Brief:
Set down the full listing exactly as given. Any pictures are to be left out.

### Extracted data

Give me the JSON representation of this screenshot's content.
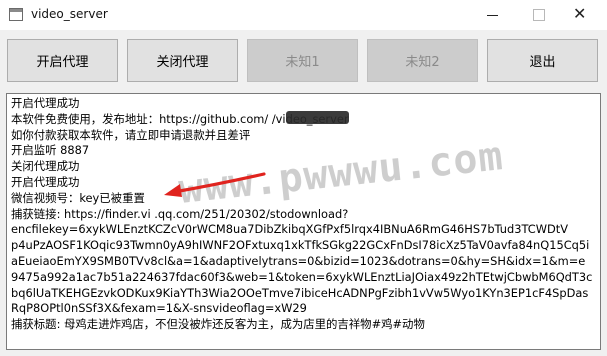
{
  "window": {
    "title": "video_server",
    "close_glyph": "✕"
  },
  "toolbar": {
    "buttons": [
      {
        "label": "开启代理",
        "enabled": true
      },
      {
        "label": "关闭代理",
        "enabled": true
      },
      {
        "label": "未知1",
        "enabled": false
      },
      {
        "label": "未知2",
        "enabled": false
      },
      {
        "label": "退出",
        "enabled": true
      }
    ]
  },
  "log": {
    "lines": [
      "开启代理成功",
      "本软件免费使用，发布地址：https://github.com/              /video_server",
      "如你付款获取本软件，请立即申请退款并且差评",
      "开启监听 8887",
      "关闭代理成功",
      "开启代理成功",
      "微信视频号：key已被重置",
      "捕获链接: https://finder.vi  .qq.com/251/20302/stodownload?",
      "encfilekey=6xykWLEnztKCZcV0rWCM8ua7DibZkibqXGfPxf5lrqx4IBNuA6RmG46HS7bTud3TCWDtV",
      "p4uPzAOSF1KOqic93Twmn0yA9hIWNF2OFxtuxq1xkTfkSGkg22GCxFnDsI78icXz5TaV0avfa84nQ15Cq5i",
      "aEueiaoEmYX9SMB0TVv8cl&a=1&adaptivelytrans=0&bizid=1023&dotrans=0&hy=SH&idx=1&m=e",
      "9475a992a1ac7b51a224637fdac60f3&web=1&token=6xykWLEnztLiaJOiax49z2hTEtwjCbwbM6QdT3c",
      "bq6lUaTKEHGEzvkODKux9KiaYTh3Wia2OOeTmve7ibiceHcADNPgFzibh1vVw5Wyo1KYn3EP1cF4SpDas",
      "RqP8OPtl0nSSf3X&fexam=1&X-snsvideoflag=xW29",
      "捕获标题: 母鸡走进炸鸡店，不但没被炸还反客为主，成为店里的吉祥物#鸡#动物"
    ]
  },
  "overlay": {
    "watermark": "www.pwwwu.com"
  },
  "colors": {
    "arrow": "#e0231e"
  }
}
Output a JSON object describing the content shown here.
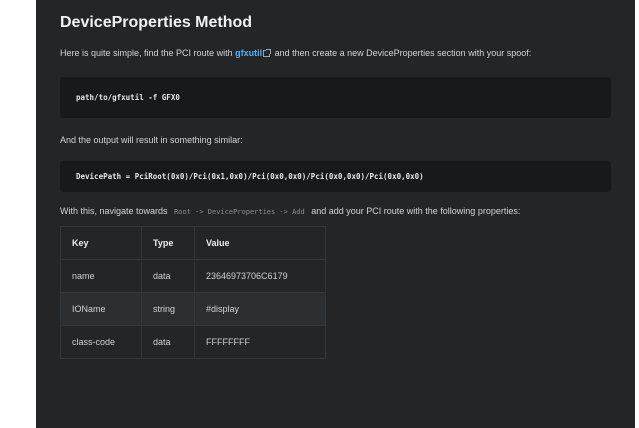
{
  "section": {
    "heading": "DeviceProperties Method",
    "intro_before_link": "Here is quite simple, find the PCI route with ",
    "link_text": "gfxutil",
    "intro_after_link": " and then create a new DeviceProperties section with your spoof:",
    "command": "path/to/gfxutil -f GFX0",
    "output_intro": "And the output will result in something similar:",
    "output": "DevicePath = PciRoot(0x0)/Pci(0x1,0x0)/Pci(0x0,0x0)/Pci(0x0,0x0)/Pci(0x0,0x0)",
    "navigate_before": "With this, navigate towards ",
    "navigate_code": "Root -> DeviceProperties -> Add",
    "navigate_after": " and add your PCI route with the following properties:"
  },
  "table": {
    "headers": [
      "Key",
      "Type",
      "Value"
    ],
    "rows": [
      [
        "name",
        "data",
        "23646973706C6179"
      ],
      [
        "IOName",
        "string",
        "#display"
      ],
      [
        "class-code",
        "data",
        "FFFFFFFF"
      ]
    ]
  },
  "icons": {
    "link_icon": "external-link-icon"
  },
  "colors": {
    "panel_background": "#232527",
    "code_background": "#18191b",
    "link": "#4fb3ff"
  }
}
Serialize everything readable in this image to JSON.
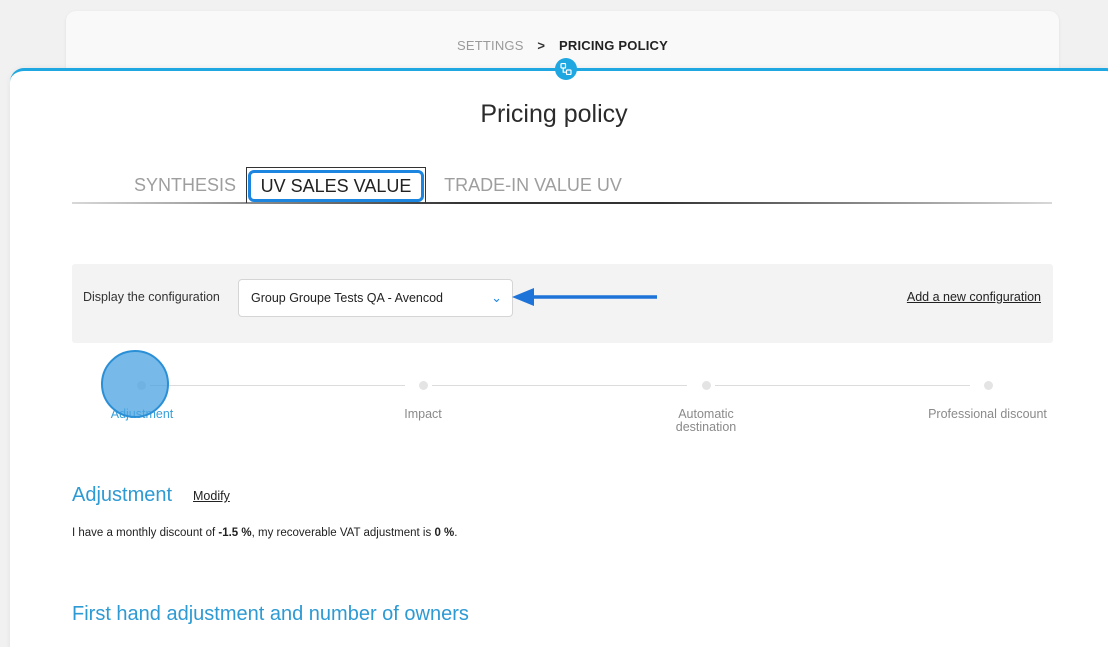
{
  "breadcrumb": {
    "previous": "SETTINGS",
    "separator": ">",
    "current": "PRICING POLICY"
  },
  "page": {
    "title": "Pricing policy"
  },
  "tabs": [
    {
      "label": "SYNTHESIS",
      "active": false
    },
    {
      "label": "UV SALES VALUE",
      "active": true
    },
    {
      "label": "TRADE-IN VALUE UV",
      "active": false
    }
  ],
  "config": {
    "label": "Display the configuration",
    "selected": "Group Groupe Tests QA - Avencod",
    "add_link": "Add a new configuration"
  },
  "steps": [
    {
      "label": "Adjustment",
      "active": true
    },
    {
      "label": "Impact",
      "active": false
    },
    {
      "label": "Automatic destination",
      "line1": "Automatic",
      "line2": "destination",
      "active": false
    },
    {
      "label": "Professional discount",
      "active": false
    }
  ],
  "adjustment": {
    "title": "Adjustment",
    "modify_label": "Modify",
    "desc_prefix": "I have a monthly discount of ",
    "discount_value": "-1.5 %",
    "desc_middle": ", my recoverable VAT adjustment is ",
    "vat_value": "0 %",
    "desc_suffix": "."
  },
  "next_section": {
    "title": "First hand adjustment and number of owners"
  },
  "colors": {
    "accent": "#1ea7e1",
    "highlight": "#1b85e0",
    "section_title": "#2d9ad3"
  },
  "icons": {
    "header": "pricing-policy-icon",
    "dropdown": "chevron-down-icon",
    "annotation": "arrow-left-icon"
  }
}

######

Solved problem:
Give me the JSON representation of this screenshot's content.
{
  "window": {
    "title": "video_server",
    "close_glyph": "✕"
  },
  "toolbar": {
    "buttons": [
      {
        "label": "开启代理",
        "enabled": true
      },
      {
        "label": "关闭代理",
        "enabled": true
      },
      {
        "label": "未知1",
        "enabled": false
      },
      {
        "label": "未知2",
        "enabled": false
      },
      {
        "label": "退出",
        "enabled": true
      }
    ]
  },
  "log": {
    "lines": [
      "开启代理成功",
      "本软件免费使用，发布地址：https://github.com/              /video_server",
      "如你付款获取本软件，请立即申请退款并且差评",
      "开启监听 8887",
      "关闭代理成功",
      "开启代理成功",
      "微信视频号：key已被重置",
      "捕获链接: https://finder.vi  .qq.com/251/20302/stodownload?",
      "encfilekey=6xykWLEnztKCZcV0rWCM8ua7DibZkibqXGfPxf5lrqx4IBNuA6RmG46HS7bTud3TCWDtV",
      "p4uPzAOSF1KOqic93Twmn0yA9hIWNF2OFxtuxq1xkTfkSGkg22GCxFnDsI78icXz5TaV0avfa84nQ15Cq5i",
      "aEueiaoEmYX9SMB0TVv8cl&a=1&adaptivelytrans=0&bizid=1023&dotrans=0&hy=SH&idx=1&m=e",
      "9475a992a1ac7b51a224637fdac60f3&web=1&token=6xykWLEnztLiaJOiax49z2hTEtwjCbwbM6QdT3c",
      "bq6lUaTKEHGEzvkODKux9KiaYTh3Wia2OOeTmve7ibiceHcADNPgFzibh1vVw5Wyo1KYn3EP1cF4SpDas",
      "RqP8OPtl0nSSf3X&fexam=1&X-snsvideoflag=xW29",
      "捕获标题: 母鸡走进炸鸡店，不但没被炸还反客为主，成为店里的吉祥物#鸡#动物"
    ]
  },
  "overlay": {
    "watermark": "www.pwwwu.com"
  },
  "colors": {
    "arrow": "#e0231e"
  }
}
Output a JSON object describing the content shown here.
{
  "section": {
    "heading": "DeviceProperties Method",
    "intro_before_link": "Here is quite simple, find the PCI route with ",
    "link_text": "gfxutil",
    "intro_after_link": " and then create a new DeviceProperties section with your spoof:",
    "command": "path/to/gfxutil -f GFX0",
    "output_intro": "And the output will result in something similar:",
    "output": "DevicePath = PciRoot(0x0)/Pci(0x1,0x0)/Pci(0x0,0x0)/Pci(0x0,0x0)/Pci(0x0,0x0)",
    "navigate_before": "With this, navigate towards ",
    "navigate_code": "Root -> DeviceProperties -> Add",
    "navigate_after": " and add your PCI route with the following properties:"
  },
  "table": {
    "headers": [
      "Key",
      "Type",
      "Value"
    ],
    "rows": [
      [
        "name",
        "data",
        "23646973706C6179"
      ],
      [
        "IOName",
        "string",
        "#display"
      ],
      [
        "class-code",
        "data",
        "FFFFFFFF"
      ]
    ]
  },
  "icons": {
    "link_icon": "external-link-icon"
  },
  "colors": {
    "panel_background": "#232527",
    "code_background": "#18191b",
    "link": "#4fb3ff"
  }
}
Serialize everything readable in this image to JSON.
{
  "breadcrumb": {
    "previous": "SETTINGS",
    "separator": ">",
    "current": "PRICING POLICY"
  },
  "page": {
    "title": "Pricing policy"
  },
  "tabs": [
    {
      "label": "SYNTHESIS",
      "active": false
    },
    {
      "label": "UV SALES VALUE",
      "active": true
    },
    {
      "label": "TRADE-IN VALUE UV",
      "active": false
    }
  ],
  "config": {
    "label": "Display the configuration",
    "selected": "Group Groupe Tests QA - Avencod",
    "add_link": "Add a new configuration"
  },
  "steps": [
    {
      "label": "Adjustment",
      "active": true
    },
    {
      "label": "Impact",
      "active": false
    },
    {
      "label": "Automatic destination",
      "line1": "Automatic",
      "line2": "destination",
      "active": false
    },
    {
      "label": "Professional discount",
      "active": false
    }
  ],
  "adjustment": {
    "title": "Adjustment",
    "modify_label": "Modify",
    "desc_prefix": "I have a monthly discount of ",
    "discount_value": "-1.5 %",
    "desc_middle": ", my recoverable VAT adjustment is ",
    "vat_value": "0 %",
    "desc_suffix": "."
  },
  "next_section": {
    "title": "First hand adjustment and number of owners"
  },
  "colors": {
    "accent": "#1ea7e1",
    "highlight": "#1b85e0",
    "section_title": "#2d9ad3"
  },
  "icons": {
    "header": "pricing-policy-icon",
    "dropdown": "chevron-down-icon",
    "annotation": "arrow-left-icon"
  }
}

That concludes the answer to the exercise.